EU Aviation Summit Aims At ICAO-Level Agreement On Decarbonization
LYON—After meeting in Toulouse over Feb. 3-4, the EU’s 27 transport ministers have now issued a declaration that they hope sets the stage for a long-term aspirational goal (LTAG) on aviation sustainability to be adopted at the ICAO Assembly in September.
The “Toulouse declaration on future sustainability and decarbonization of aviation” was signed by 42 states. The most prominent non-EU countries include the U.S., the UK, Canada and Morocco.
France has taken on the presidency of the EU for six months and Jean-Baptiste Djebbari, the country’s transport minister, is betting on a snowballing effect to garner more support. Unanimity will be required for the LTAG to be agreed, he notes. ICAO’s triennial assembly gathers 193 member states.
The LTAG is far from being a done deal. Some countries have been reluctant, officials at the ministry say. What are the chances of seeing the LTAG adopted in September? “We know we will have to talk to some key states [such as] Brazil, India and South Africa, as well the various players in the Middle East,” Djebbari answers. “The idea is to arrive at ICAO’s assembly as well equipped and convincing as possible, to take everyone on board.”
“We also have the EU-Africa summit happening in the next two weeks,” adds European Commissioner for Transport Adina Valean.

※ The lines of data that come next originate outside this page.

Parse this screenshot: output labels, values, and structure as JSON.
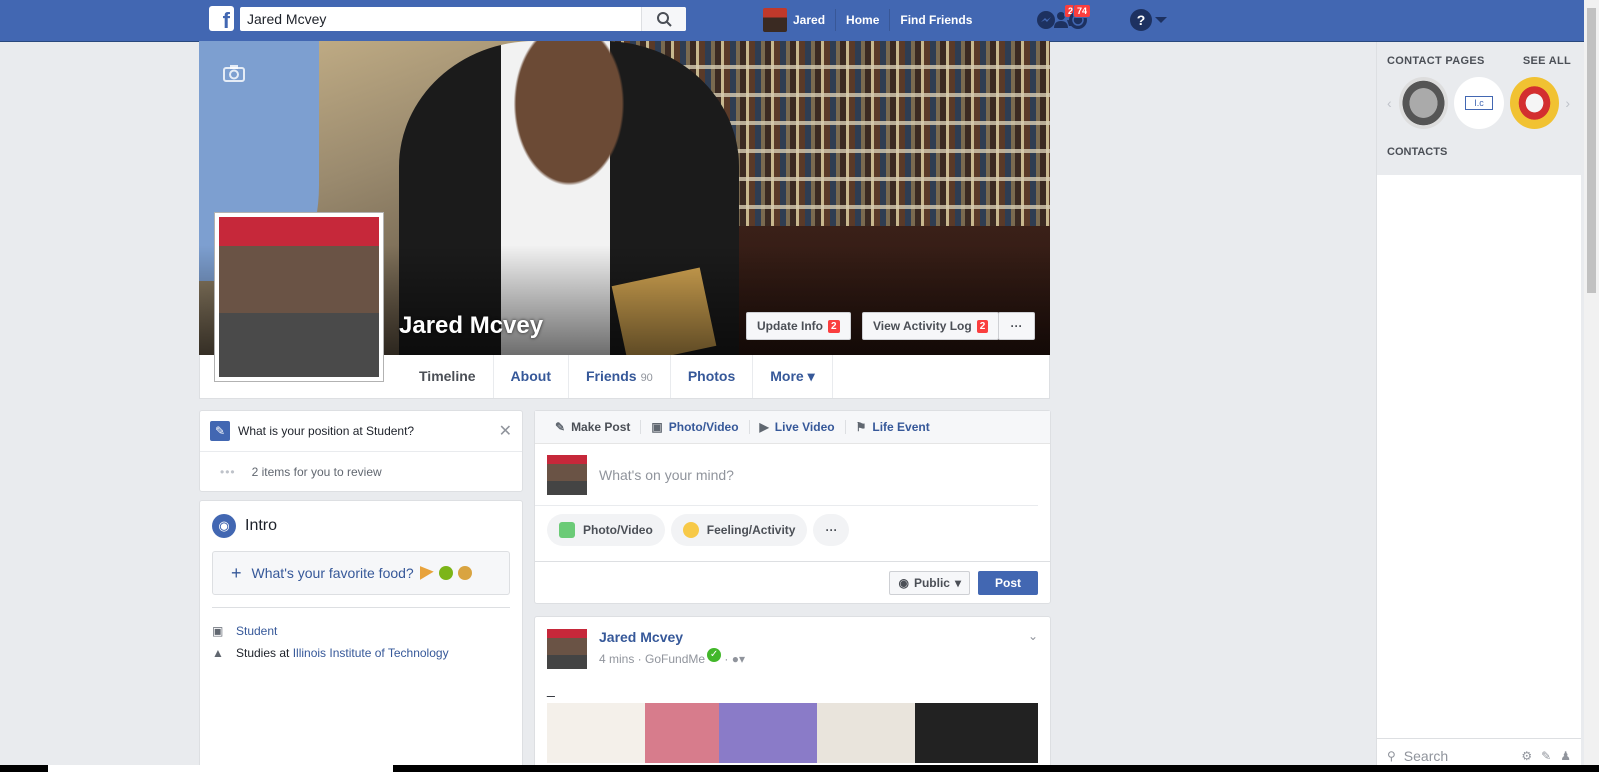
{
  "topbar": {
    "logo": "f",
    "search_value": "Jared Mcvey",
    "user_name": "Jared",
    "home": "Home",
    "find_friends": "Find Friends",
    "friend_requests_count": "2",
    "notifications_count": "74",
    "help": "?"
  },
  "cover": {
    "name": "Jared Mcvey",
    "update_info": "Update Info",
    "update_info_count": "2",
    "activity_log": "View Activity Log",
    "activity_log_count": "2",
    "more": "···"
  },
  "tabs": [
    {
      "label": "Timeline"
    },
    {
      "label": "About"
    },
    {
      "label": "Friends",
      "count": "90"
    },
    {
      "label": "Photos"
    },
    {
      "label": "More ▾"
    }
  ],
  "review": {
    "question": "What is your position at Student?",
    "items": "2 items for you to review"
  },
  "intro": {
    "title": "Intro",
    "fav_food": "What's your favorite food?",
    "job": "Student",
    "studies_prefix": "Studies at ",
    "school": "Illinois Institute of Technology"
  },
  "composer": {
    "tabs": [
      "Make Post",
      "Photo/Video",
      "Live Video",
      "Life Event"
    ],
    "placeholder": "What's on your mind?",
    "photo_video": "Photo/Video",
    "feeling": "Feeling/Activity",
    "more": "···",
    "privacy": "Public",
    "post": "Post"
  },
  "post": {
    "author": "Jared Mcvey",
    "time": "4 mins",
    "source": "GoFundMe",
    "text": "_"
  },
  "right_panel": {
    "contact_pages": "CONTACT PAGES",
    "see_all": "SEE ALL",
    "page_b_label": "I.c",
    "contacts": "CONTACTS",
    "search_placeholder": "Search"
  },
  "colors": {
    "brand": "#4267b2",
    "badge": "#fa3e3e",
    "link": "#365899"
  }
}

The diplomatic endeavor, while a long-drawn-out job, is deemed necessary for the industry to benefit from consistent support globally. “If we want to meet the objectives and meet them in a fair way on a level playing field and ruling out circumvention strategies, we have to lay the foundations at an international level,” says Djebbari. “Since 2016, we have an offset tool [the Carbon Offsetting and Reduction Scheme for International Aviation, known as CORSIA] that is set to grow, and we have tried to structure the ... Declaration of Toulouse in connection with it.”
The declaration is a non-binding joint statement by the signatories. It essentially reaffirms the need—and countries’ existing commitments—to reach net-zero carbon emissions by 2050. The document says that reaching that goal may include aircraft technology progress, improved operations, the use of sustainable aviation fuels, market-based measures, and financial incentives. It also notes that non-CO2 environmental impacts have to be addressed.
The social dimension of the sustainability concept is also mentioned, as “adequate social dialogue [should be] conducted at all stages.”